§ REQUIRED WORK
Go through the records and give each one again exactly.
=== MATERIAL SHOWN ===
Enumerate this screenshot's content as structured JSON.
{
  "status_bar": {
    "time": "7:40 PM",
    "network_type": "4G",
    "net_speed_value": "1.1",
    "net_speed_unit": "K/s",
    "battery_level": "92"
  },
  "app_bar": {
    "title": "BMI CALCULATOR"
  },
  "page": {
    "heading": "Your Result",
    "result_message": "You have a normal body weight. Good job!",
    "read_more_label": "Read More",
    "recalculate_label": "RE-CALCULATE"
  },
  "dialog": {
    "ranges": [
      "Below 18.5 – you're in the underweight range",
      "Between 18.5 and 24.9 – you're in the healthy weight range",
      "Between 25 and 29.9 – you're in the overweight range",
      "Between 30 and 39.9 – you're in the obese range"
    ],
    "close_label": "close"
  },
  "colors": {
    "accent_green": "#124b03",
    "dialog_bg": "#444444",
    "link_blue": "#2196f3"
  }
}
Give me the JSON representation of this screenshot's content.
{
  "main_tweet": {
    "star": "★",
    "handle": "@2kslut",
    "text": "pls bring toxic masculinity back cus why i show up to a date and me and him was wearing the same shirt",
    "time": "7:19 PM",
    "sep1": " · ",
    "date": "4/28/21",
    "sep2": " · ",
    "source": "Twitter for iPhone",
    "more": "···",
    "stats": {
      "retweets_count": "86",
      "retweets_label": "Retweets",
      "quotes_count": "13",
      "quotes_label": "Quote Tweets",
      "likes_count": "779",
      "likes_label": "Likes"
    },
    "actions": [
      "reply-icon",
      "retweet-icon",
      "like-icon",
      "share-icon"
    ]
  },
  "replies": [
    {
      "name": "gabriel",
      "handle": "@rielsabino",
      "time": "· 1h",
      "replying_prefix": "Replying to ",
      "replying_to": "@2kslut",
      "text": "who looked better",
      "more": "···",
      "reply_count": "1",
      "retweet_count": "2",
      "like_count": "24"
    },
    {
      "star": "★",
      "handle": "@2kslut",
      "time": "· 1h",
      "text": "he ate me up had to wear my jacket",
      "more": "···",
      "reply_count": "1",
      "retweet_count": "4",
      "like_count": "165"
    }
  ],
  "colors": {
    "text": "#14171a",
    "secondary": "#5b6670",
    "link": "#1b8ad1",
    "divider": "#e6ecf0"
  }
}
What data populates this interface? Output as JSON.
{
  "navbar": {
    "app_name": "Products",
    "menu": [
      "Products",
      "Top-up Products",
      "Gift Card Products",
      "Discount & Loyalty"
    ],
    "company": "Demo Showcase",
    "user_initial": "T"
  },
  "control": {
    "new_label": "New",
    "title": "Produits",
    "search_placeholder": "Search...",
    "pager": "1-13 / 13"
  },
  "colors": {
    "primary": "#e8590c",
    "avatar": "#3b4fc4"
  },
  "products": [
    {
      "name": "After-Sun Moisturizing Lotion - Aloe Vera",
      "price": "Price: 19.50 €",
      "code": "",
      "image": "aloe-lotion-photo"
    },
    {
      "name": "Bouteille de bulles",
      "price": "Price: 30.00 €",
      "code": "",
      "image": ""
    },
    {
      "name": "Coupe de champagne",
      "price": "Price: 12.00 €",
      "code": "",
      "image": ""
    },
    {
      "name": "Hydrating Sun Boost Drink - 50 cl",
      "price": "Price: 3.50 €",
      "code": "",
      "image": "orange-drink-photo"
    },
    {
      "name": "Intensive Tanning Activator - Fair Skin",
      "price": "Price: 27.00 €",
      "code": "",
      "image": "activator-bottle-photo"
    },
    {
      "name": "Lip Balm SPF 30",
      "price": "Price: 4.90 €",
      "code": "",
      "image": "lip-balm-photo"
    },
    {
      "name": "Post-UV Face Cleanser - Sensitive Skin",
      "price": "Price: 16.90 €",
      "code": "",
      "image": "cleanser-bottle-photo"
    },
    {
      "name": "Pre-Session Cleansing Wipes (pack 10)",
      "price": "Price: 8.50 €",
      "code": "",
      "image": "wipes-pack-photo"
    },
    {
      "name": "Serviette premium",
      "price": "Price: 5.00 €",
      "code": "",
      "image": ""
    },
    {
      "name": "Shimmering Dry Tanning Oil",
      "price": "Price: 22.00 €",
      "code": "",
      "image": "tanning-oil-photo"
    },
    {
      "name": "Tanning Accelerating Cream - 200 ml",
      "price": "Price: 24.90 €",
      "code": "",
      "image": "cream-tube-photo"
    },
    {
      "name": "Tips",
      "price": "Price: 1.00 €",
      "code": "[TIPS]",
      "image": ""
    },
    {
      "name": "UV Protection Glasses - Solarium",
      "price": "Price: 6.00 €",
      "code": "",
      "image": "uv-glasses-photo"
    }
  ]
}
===
§ SOLUTION FOR THIS TASK
Enumerate this screenshot's content as structured JSON.
{
  "status_bar": {
    "time": "7:40 PM",
    "network_type": "4G",
    "net_speed_value": "1.1",
    "net_speed_unit": "K/s",
    "battery_level": "92"
  },
  "app_bar": {
    "title": "BMI CALCULATOR"
  },
  "page": {
    "heading": "Your Result",
    "result_message": "You have a normal body weight. Good job!",
    "read_more_label": "Read More",
    "recalculate_label": "RE-CALCULATE"
  },
  "dialog": {
    "ranges": [
      "Below 18.5 – you're in the underweight range",
      "Between 18.5 and 24.9 – you're in the healthy weight range",
      "Between 25 and 29.9 – you're in the overweight range",
      "Between 30 and 39.9 – you're in the obese range"
    ],
    "close_label": "close"
  },
  "colors": {
    "accent_green": "#124b03",
    "dialog_bg": "#444444",
    "link_blue": "#2196f3"
  }
}
Give me the JSON representation of this screenshot's content.
{
  "main_tweet": {
    "star": "★",
    "handle": "@2kslut",
    "text": "pls bring toxic masculinity back cus why i show up to a date and me and him was wearing the same shirt",
    "time": "7:19 PM",
    "sep1": " · ",
    "date": "4/28/21",
    "sep2": " · ",
    "source": "Twitter for iPhone",
    "more": "···",
    "stats": {
      "retweets_count": "86",
      "retweets_label": "Retweets",
      "quotes_count": "13",
      "quotes_label": "Quote Tweets",
      "likes_count": "779",
      "likes_label": "Likes"
    },
    "actions": [
      "reply-icon",
      "retweet-icon",
      "like-icon",
      "share-icon"
    ]
  },
  "replies": [
    {
      "name": "gabriel",
      "handle": "@rielsabino",
      "time": "· 1h",
      "replying_prefix": "Replying to ",
      "replying_to": "@2kslut",
      "text": "who looked better",
      "more": "···",
      "reply_count": "1",
      "retweet_count": "2",
      "like_count": "24"
    },
    {
      "star": "★",
      "handle": "@2kslut",
      "time": "· 1h",
      "text": "he ate me up had to wear my jacket",
      "more": "···",
      "reply_count": "1",
      "retweet_count": "4",
      "like_count": "165"
    }
  ],
  "colors": {
    "text": "#14171a",
    "secondary": "#5b6670",
    "link": "#1b8ad1",
    "divider": "#e6ecf0"
  }
}
What data populates this interface? Output as JSON.
{
  "navbar": {
    "app_name": "Products",
    "menu": [
      "Products",
      "Top-up Products",
      "Gift Card Products",
      "Discount & Loyalty"
    ],
    "company": "Demo Showcase",
    "user_initial": "T"
  },
  "control": {
    "new_label": "New",
    "title": "Produits",
    "search_placeholder": "Search...",
    "pager": "1-13 / 13"
  },
  "colors": {
    "primary": "#e8590c",
    "avatar": "#3b4fc4"
  },
  "products": [
    {
      "name": "After-Sun Moisturizing Lotion - Aloe Vera",
      "price": "Price: 19.50 €",
      "code": "",
      "image": "aloe-lotion-photo"
    },
    {
      "name": "Bouteille de bulles",
      "price": "Price: 30.00 €",
      "code": "",
      "image": ""
    },
    {
      "name": "Coupe de champagne",
      "price": "Price: 12.00 €",
      "code": "",
      "image": ""
    },
    {
      "name": "Hydrating Sun Boost Drink - 50 cl",
      "price": "Price: 3.50 €",
      "code": "",
      "image": "orange-drink-photo"
    },
    {
      "name": "Intensive Tanning Activator - Fair Skin",
      "price": "Price: 27.00 €",
      "code": "",
      "image": "activator-bottle-photo"
    },
    {
      "name": "Lip Balm SPF 30",
      "price": "Price: 4.90 €",
      "code": "",
      "image": "lip-balm-photo"
    },
    {
      "name": "Post-UV Face Cleanser - Sensitive Skin",
      "price": "Price: 16.90 €",
      "code": "",
      "image": "cleanser-bottle-photo"
    },
    {
      "name": "Pre-Session Cleansing Wipes (pack 10)",
      "price": "Price: 8.50 €",
      "code": "",
      "image": "wipes-pack-photo"
    },
    {
      "name": "Serviette premium",
      "price": "Price: 5.00 €",
      "code": "",
      "image": ""
    },
    {
      "name": "Shimmering Dry Tanning Oil",
      "price": "Price: 22.00 €",
      "code": "",
      "image": "tanning-oil-photo"
    },
    {
      "name": "Tanning Accelerating Cream - 200 ml",
      "price": "Price: 24.90 €",
      "code": "",
      "image": "cream-tube-photo"
    },
    {
      "name": "Tips",
      "price": "Price: 1.00 €",
      "code": "[TIPS]",
      "image": ""
    },
    {
      "name": "UV Protection Glasses - Solarium",
      "price": "Price: 6.00 €",
      "code": "",
      "image": "uv-glasses-photo"
    }
  ]
}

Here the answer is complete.